Requirement ->
Please retype the data in full, exactly as given.

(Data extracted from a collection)
/---

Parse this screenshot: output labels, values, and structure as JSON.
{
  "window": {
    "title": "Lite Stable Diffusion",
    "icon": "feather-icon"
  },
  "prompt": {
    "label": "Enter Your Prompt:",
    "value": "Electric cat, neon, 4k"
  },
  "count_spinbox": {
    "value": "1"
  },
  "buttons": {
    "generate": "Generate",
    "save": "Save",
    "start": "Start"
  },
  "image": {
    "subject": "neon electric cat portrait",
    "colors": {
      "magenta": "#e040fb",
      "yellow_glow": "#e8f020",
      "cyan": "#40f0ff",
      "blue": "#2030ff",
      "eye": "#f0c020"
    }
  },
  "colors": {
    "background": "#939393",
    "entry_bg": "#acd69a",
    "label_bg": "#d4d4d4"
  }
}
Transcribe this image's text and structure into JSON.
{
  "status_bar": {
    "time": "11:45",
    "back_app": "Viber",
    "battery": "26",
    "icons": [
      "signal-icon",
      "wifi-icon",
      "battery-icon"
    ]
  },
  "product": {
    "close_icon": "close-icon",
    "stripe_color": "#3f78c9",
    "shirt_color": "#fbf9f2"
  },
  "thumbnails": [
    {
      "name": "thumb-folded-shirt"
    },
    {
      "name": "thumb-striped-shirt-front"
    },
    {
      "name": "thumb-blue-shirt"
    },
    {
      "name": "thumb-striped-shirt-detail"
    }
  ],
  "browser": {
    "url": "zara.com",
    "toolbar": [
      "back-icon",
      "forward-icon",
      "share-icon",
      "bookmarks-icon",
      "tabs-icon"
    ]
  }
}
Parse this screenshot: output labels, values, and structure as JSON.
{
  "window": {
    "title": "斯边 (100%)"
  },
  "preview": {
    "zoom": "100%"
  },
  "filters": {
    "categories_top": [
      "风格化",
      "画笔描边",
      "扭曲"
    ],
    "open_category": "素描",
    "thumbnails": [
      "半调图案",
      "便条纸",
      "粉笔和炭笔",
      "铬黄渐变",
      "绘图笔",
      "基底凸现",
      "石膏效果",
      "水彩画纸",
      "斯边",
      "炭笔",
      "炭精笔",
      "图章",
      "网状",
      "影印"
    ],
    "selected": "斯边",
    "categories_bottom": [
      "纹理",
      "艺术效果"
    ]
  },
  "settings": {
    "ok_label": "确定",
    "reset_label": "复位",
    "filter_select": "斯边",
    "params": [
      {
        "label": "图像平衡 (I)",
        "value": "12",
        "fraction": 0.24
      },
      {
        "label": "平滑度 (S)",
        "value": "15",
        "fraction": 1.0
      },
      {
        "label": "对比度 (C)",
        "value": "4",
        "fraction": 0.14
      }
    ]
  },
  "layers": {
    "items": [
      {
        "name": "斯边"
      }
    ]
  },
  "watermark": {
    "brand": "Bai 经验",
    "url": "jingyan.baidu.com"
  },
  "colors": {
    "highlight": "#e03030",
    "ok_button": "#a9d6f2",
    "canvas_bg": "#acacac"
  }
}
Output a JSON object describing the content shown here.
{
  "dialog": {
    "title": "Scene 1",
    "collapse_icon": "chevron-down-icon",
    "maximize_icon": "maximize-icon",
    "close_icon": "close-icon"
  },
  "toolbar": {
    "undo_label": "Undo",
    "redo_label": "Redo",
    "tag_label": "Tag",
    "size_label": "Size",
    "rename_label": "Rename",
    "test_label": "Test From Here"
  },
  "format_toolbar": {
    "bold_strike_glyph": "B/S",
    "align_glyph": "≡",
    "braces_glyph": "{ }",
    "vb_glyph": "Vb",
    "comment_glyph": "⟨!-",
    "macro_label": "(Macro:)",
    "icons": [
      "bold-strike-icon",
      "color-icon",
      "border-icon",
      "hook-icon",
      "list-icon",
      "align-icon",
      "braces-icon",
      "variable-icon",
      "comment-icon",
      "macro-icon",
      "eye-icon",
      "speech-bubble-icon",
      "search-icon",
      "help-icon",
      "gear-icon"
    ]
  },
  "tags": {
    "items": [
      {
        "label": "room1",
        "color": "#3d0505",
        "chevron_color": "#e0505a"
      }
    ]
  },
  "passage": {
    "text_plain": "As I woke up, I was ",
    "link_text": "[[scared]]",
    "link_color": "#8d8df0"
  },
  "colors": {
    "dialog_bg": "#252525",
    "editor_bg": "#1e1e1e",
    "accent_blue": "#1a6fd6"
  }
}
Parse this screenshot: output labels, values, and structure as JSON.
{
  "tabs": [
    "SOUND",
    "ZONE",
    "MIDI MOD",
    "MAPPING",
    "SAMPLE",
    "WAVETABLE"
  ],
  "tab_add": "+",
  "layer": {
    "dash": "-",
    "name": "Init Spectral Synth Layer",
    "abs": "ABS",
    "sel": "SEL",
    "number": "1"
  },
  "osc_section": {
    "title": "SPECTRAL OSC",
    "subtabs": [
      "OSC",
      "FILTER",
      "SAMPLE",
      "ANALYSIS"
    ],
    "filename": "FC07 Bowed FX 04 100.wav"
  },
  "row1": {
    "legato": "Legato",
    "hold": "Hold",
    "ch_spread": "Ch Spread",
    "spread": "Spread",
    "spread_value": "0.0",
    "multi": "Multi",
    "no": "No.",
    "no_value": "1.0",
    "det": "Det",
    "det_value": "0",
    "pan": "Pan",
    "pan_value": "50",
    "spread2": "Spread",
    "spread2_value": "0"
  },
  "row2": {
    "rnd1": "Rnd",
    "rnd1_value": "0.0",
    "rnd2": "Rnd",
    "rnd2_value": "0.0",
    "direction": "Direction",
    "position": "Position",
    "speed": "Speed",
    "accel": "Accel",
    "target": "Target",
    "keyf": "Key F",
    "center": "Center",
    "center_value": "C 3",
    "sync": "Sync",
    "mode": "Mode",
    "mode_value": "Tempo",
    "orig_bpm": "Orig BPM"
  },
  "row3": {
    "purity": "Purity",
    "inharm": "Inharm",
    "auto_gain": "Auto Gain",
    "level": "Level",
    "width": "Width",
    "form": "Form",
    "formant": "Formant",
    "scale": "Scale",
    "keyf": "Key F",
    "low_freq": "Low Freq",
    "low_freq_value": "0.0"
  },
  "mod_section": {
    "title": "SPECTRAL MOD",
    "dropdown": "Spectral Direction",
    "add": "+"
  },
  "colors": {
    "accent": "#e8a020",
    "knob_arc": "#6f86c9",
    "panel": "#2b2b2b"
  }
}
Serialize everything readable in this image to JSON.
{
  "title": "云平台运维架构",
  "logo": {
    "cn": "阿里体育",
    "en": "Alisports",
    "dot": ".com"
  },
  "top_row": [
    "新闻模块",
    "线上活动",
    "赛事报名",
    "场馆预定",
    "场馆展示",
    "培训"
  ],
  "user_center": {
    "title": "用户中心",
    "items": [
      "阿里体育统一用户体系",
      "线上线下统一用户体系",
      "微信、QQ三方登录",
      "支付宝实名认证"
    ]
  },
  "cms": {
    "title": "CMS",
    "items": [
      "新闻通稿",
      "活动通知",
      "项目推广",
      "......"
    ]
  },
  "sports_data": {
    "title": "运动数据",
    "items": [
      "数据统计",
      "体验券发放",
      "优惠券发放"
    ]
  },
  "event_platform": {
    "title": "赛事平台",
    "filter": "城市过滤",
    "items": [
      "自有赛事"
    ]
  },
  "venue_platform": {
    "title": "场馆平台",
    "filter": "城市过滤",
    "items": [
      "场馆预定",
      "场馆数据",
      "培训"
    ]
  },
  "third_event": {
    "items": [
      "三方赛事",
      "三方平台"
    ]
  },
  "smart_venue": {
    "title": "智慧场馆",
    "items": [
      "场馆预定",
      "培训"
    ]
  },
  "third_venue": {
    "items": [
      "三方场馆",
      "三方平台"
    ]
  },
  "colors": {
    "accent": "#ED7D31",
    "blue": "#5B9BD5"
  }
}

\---

Reply ->
Parse this screenshot: output labels, values, and structure as JSON.
{
  "window": {
    "title": "Lite Stable Diffusion",
    "icon": "feather-icon"
  },
  "prompt": {
    "label": "Enter Your Prompt:",
    "value": "Electric cat, neon, 4k"
  },
  "count_spinbox": {
    "value": "1"
  },
  "buttons": {
    "generate": "Generate",
    "save": "Save",
    "start": "Start"
  },
  "image": {
    "subject": "neon electric cat portrait",
    "colors": {
      "magenta": "#e040fb",
      "yellow_glow": "#e8f020",
      "cyan": "#40f0ff",
      "blue": "#2030ff",
      "eye": "#f0c020"
    }
  },
  "colors": {
    "background": "#939393",
    "entry_bg": "#acd69a",
    "label_bg": "#d4d4d4"
  }
}
Transcribe this image's text and structure into JSON.
{
  "status_bar": {
    "time": "11:45",
    "back_app": "Viber",
    "battery": "26",
    "icons": [
      "signal-icon",
      "wifi-icon",
      "battery-icon"
    ]
  },
  "product": {
    "close_icon": "close-icon",
    "stripe_color": "#3f78c9",
    "shirt_color": "#fbf9f2"
  },
  "thumbnails": [
    {
      "name": "thumb-folded-shirt"
    },
    {
      "name": "thumb-striped-shirt-front"
    },
    {
      "name": "thumb-blue-shirt"
    },
    {
      "name": "thumb-striped-shirt-detail"
    }
  ],
  "browser": {
    "url": "zara.com",
    "toolbar": [
      "back-icon",
      "forward-icon",
      "share-icon",
      "bookmarks-icon",
      "tabs-icon"
    ]
  }
}
Parse this screenshot: output labels, values, and structure as JSON.
{
  "window": {
    "title": "斯边 (100%)"
  },
  "preview": {
    "zoom": "100%"
  },
  "filters": {
    "categories_top": [
      "风格化",
      "画笔描边",
      "扭曲"
    ],
    "open_category": "素描",
    "thumbnails": [
      "半调图案",
      "便条纸",
      "粉笔和炭笔",
      "铬黄渐变",
      "绘图笔",
      "基底凸现",
      "石膏效果",
      "水彩画纸",
      "斯边",
      "炭笔",
      "炭精笔",
      "图章",
      "网状",
      "影印"
    ],
    "selected": "斯边",
    "categories_bottom": [
      "纹理",
      "艺术效果"
    ]
  },
  "settings": {
    "ok_label": "确定",
    "reset_label": "复位",
    "filter_select": "斯边",
    "params": [
      {
        "label": "图像平衡 (I)",
        "value": "12",
        "fraction": 0.24
      },
      {
        "label": "平滑度 (S)",
        "value": "15",
        "fraction": 1.0
      },
      {
        "label": "对比度 (C)",
        "value": "4",
        "fraction": 0.14
      }
    ]
  },
  "layers": {
    "items": [
      {
        "name": "斯边"
      }
    ]
  },
  "watermark": {
    "brand": "Bai 经验",
    "url": "jingyan.baidu.com"
  },
  "colors": {
    "highlight": "#e03030",
    "ok_button": "#a9d6f2",
    "canvas_bg": "#acacac"
  }
}
Output a JSON object describing the content shown here.
{
  "dialog": {
    "title": "Scene 1",
    "collapse_icon": "chevron-down-icon",
    "maximize_icon": "maximize-icon",
    "close_icon": "close-icon"
  },
  "toolbar": {
    "undo_label": "Undo",
    "redo_label": "Redo",
    "tag_label": "Tag",
    "size_label": "Size",
    "rename_label": "Rename",
    "test_label": "Test From Here"
  },
  "format_toolbar": {
    "bold_strike_glyph": "B/S",
    "align_glyph": "≡",
    "braces_glyph": "{ }",
    "vb_glyph": "Vb",
    "comment_glyph": "⟨!-",
    "macro_label": "(Macro:)",
    "icons": [
      "bold-strike-icon",
      "color-icon",
      "border-icon",
      "hook-icon",
      "list-icon",
      "align-icon",
      "braces-icon",
      "variable-icon",
      "comment-icon",
      "macro-icon",
      "eye-icon",
      "speech-bubble-icon",
      "search-icon",
      "help-icon",
      "gear-icon"
    ]
  },
  "tags": {
    "items": [
      {
        "label": "room1",
        "color": "#3d0505",
        "chevron_color": "#e0505a"
      }
    ]
  },
  "passage": {
    "text_plain": "As I woke up, I was ",
    "link_text": "[[scared]]",
    "link_color": "#8d8df0"
  },
  "colors": {
    "dialog_bg": "#252525",
    "editor_bg": "#1e1e1e",
    "accent_blue": "#1a6fd6"
  }
}
Parse this screenshot: output labels, values, and structure as JSON.
{
  "tabs": [
    "SOUND",
    "ZONE",
    "MIDI MOD",
    "MAPPING",
    "SAMPLE",
    "WAVETABLE"
  ],
  "tab_add": "+",
  "layer": {
    "dash": "-",
    "name": "Init Spectral Synth Layer",
    "abs": "ABS",
    "sel": "SEL",
    "number": "1"
  },
  "osc_section": {
    "title": "SPECTRAL OSC",
    "subtabs": [
      "OSC",
      "FILTER",
      "SAMPLE",
      "ANALYSIS"
    ],
    "filename": "FC07 Bowed FX 04 100.wav"
  },
  "row1": {
    "legato": "Legato",
    "hold": "Hold",
    "ch_spread": "Ch Spread",
    "spread": "Spread",
    "spread_value": "0.0",
    "multi": "Multi",
    "no": "No.",
    "no_value": "1.0",
    "det": "Det",
    "det_value": "0",
    "pan": "Pan",
    "pan_value": "50",
    "spread2": "Spread",
    "spread2_value": "0"
  },
  "row2": {
    "rnd1": "Rnd",
    "rnd1_value": "0.0",
    "rnd2": "Rnd",
    "rnd2_value": "0.0",
    "direction": "Direction",
    "position": "Position",
    "speed": "Speed",
    "accel": "Accel",
    "target": "Target",
    "keyf": "Key F",
    "center": "Center",
    "center_value": "C 3",
    "sync": "Sync",
    "mode": "Mode",
    "mode_value": "Tempo",
    "orig_bpm": "Orig BPM"
  },
  "row3": {
    "purity": "Purity",
    "inharm": "Inharm",
    "auto_gain": "Auto Gain",
    "level": "Level",
    "width": "Width",
    "form": "Form",
    "formant": "Formant",
    "scale": "Scale",
    "keyf": "Key F",
    "low_freq": "Low Freq",
    "low_freq_value": "0.0"
  },
  "mod_section": {
    "title": "SPECTRAL MOD",
    "dropdown": "Spectral Direction",
    "add": "+"
  },
  "colors": {
    "accent": "#e8a020",
    "knob_arc": "#6f86c9",
    "panel": "#2b2b2b"
  }
}
Serialize everything readable in this image to JSON.
{
  "title": "云平台运维架构",
  "logo": {
    "cn": "阿里体育",
    "en": "Alisports",
    "dot": ".com"
  },
  "top_row": [
    "新闻模块",
    "线上活动",
    "赛事报名",
    "场馆预定",
    "场馆展示",
    "培训"
  ],
  "user_center": {
    "title": "用户中心",
    "items": [
      "阿里体育统一用户体系",
      "线上线下统一用户体系",
      "微信、QQ三方登录",
      "支付宝实名认证"
    ]
  },
  "cms": {
    "title": "CMS",
    "items": [
      "新闻通稿",
      "活动通知",
      "项目推广",
      "......"
    ]
  },
  "sports_data": {
    "title": "运动数据",
    "items": [
      "数据统计",
      "体验券发放",
      "优惠券发放"
    ]
  },
  "event_platform": {
    "title": "赛事平台",
    "filter": "城市过滤",
    "items": [
      "自有赛事"
    ]
  },
  "venue_platform": {
    "title": "场馆平台",
    "filter": "城市过滤",
    "items": [
      "场馆预定",
      "场馆数据",
      "培训"
    ]
  },
  "third_event": {
    "items": [
      "三方赛事",
      "三方平台"
    ]
  },
  "smart_venue": {
    "title": "智慧场馆",
    "items": [
      "场馆预定",
      "培训"
    ]
  },
  "third_venue": {
    "items": [
      "三方场馆",
      "三方平台"
    ]
  },
  "colors": {
    "accent": "#ED7D31",
    "blue": "#5B9BD5"
  }
}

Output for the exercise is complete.